**REQUIREMENT:**
Look through the records below and collect all lines that hold the string "movies".
[DATA]
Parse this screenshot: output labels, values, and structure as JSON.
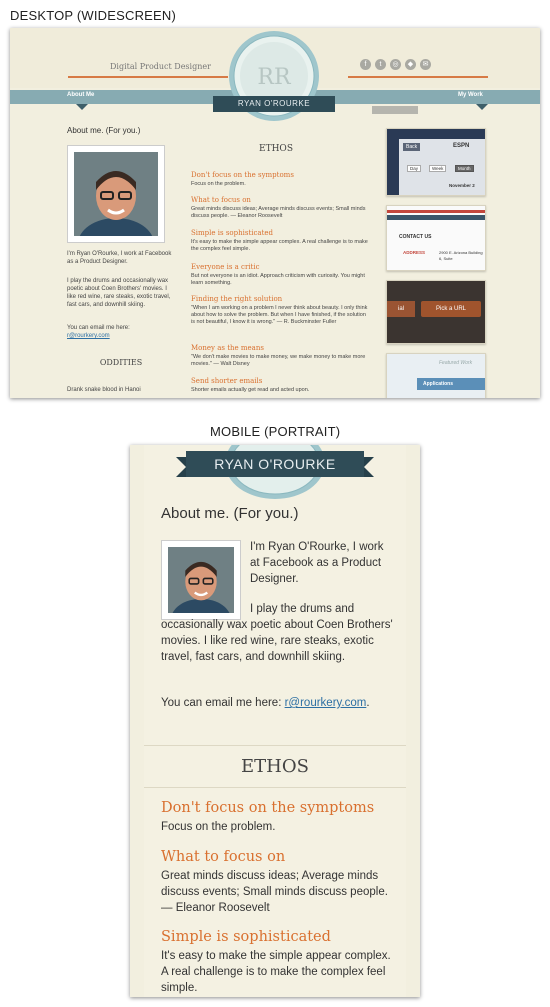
{
  "captions": {
    "desktop": "DESKTOP (WIDESCREEN)",
    "mobile": "MOBILE (PORTRAIT)"
  },
  "colors": {
    "accent": "#d9702f",
    "nav": "#87abb2",
    "ribbon": "#2f4c57",
    "paper": "#f1eedd"
  },
  "desktop": {
    "tagline": "Digital Product Designer",
    "social_icons": [
      "facebook-icon",
      "twitter-icon",
      "dribbble-icon",
      "github-icon",
      "mail-icon"
    ],
    "monogram": "RR",
    "name_ribbon": "RYAN O'ROURKE",
    "nav": {
      "left": "About Me",
      "right": "My Work"
    },
    "about_heading": "About me. (For you.)",
    "bio": [
      "I'm Ryan O'Rourke, I work at Facebook as a Product Designer.",
      "I play the drums and occasionally wax poetic about Coen Brothers' movies. I like red wine, rare steaks, exotic travel, fast cars, and downhill skiing.",
      "You can email me here:"
    ],
    "email": "r@rourkery.com",
    "oddities_heading": "ODDITIES",
    "oddities": [
      "Drank snake blood in Hanoi"
    ],
    "ethos_heading": "ETHOS",
    "ethos": [
      {
        "h": "Don't focus on the symptoms",
        "b": "Focus on the problem."
      },
      {
        "h": "What to focus on",
        "b": "Great minds discuss ideas; Average minds discuss events; Small minds discuss people. — Eleanor Roosevelt"
      },
      {
        "h": "Simple is sophisticated",
        "b": "It's easy to make the simple appear complex. A real challenge is to make the complex feel simple."
      },
      {
        "h": "Everyone is a critic",
        "b": "But not everyone is an idiot. Approach criticism with curiosity. You might learn something."
      },
      {
        "h": "Finding the right solution",
        "b": "\"When I am working on a problem I never think about beauty. I only think about how to solve the problem. But when I have finished, if the solution is not beautiful, I know it is wrong.\" — R. Buckminster Fuller"
      },
      {
        "h": "Money as the means",
        "b": "\"We don't make movies to make money, we make money to make more movies.\" — Walt Disney"
      },
      {
        "h": "Send shorter emails",
        "b": "Shorter emails actually get read and acted upon."
      }
    ],
    "work_thumbs": {
      "espn": {
        "back": "Back",
        "title": "ESPN",
        "tabs": [
          "Day",
          "Week",
          "Month"
        ],
        "date": "November 2"
      },
      "contact": {
        "title": "CONTACT US",
        "label": "ADDRESS",
        "address": "2900 E. Arizona Building 6, Suite"
      },
      "buttons": {
        "left": "ial",
        "right": "Pick a URL"
      },
      "featured": {
        "header": "Featured Work",
        "item": "Applications"
      }
    }
  },
  "mobile": {
    "name_ribbon": "RYAN O'ROURKE",
    "about_heading": "About me. (For you.)",
    "bio_wrapped": "I'm Ryan O'Rourke, I work at Facebook as a Product Designer.",
    "bio_p2": "I play the drums and occasionally wax poetic about Coen Brothers' movies. I like red wine, rare steaks, exotic travel, fast cars, and downhill skiing.",
    "email_prefix": "You can email me here: ",
    "email": "r@rourkery.com",
    "ethos_heading": "ETHOS",
    "ethos": [
      {
        "h": "Don't focus on the symptoms",
        "b": "Focus on the problem."
      },
      {
        "h": "What to focus on",
        "b": "Great minds discuss ideas; Average minds discuss events; Small minds discuss people. — Eleanor Roosevelt"
      },
      {
        "h": "Simple is sophisticated",
        "b": "It's easy to make the simple appear complex. A real challenge is to make the complex feel simple."
      }
    ]
  }
}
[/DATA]
**THE COMPLETED TASK:**
      "I play the drums and occasionally wax poetic about Coen Brothers' movies. I like red wine, rare steaks, exotic travel, fast cars, and downhill skiing.",
        "b": "\"We don't make movies to make money, we make money to make more movies.\" — Walt Disney"
    "bio_p2": "I play the drums and occasionally wax poetic about Coen Brothers' movies. I like red wine, rare steaks, exotic travel, fast cars, and downhill skiing.",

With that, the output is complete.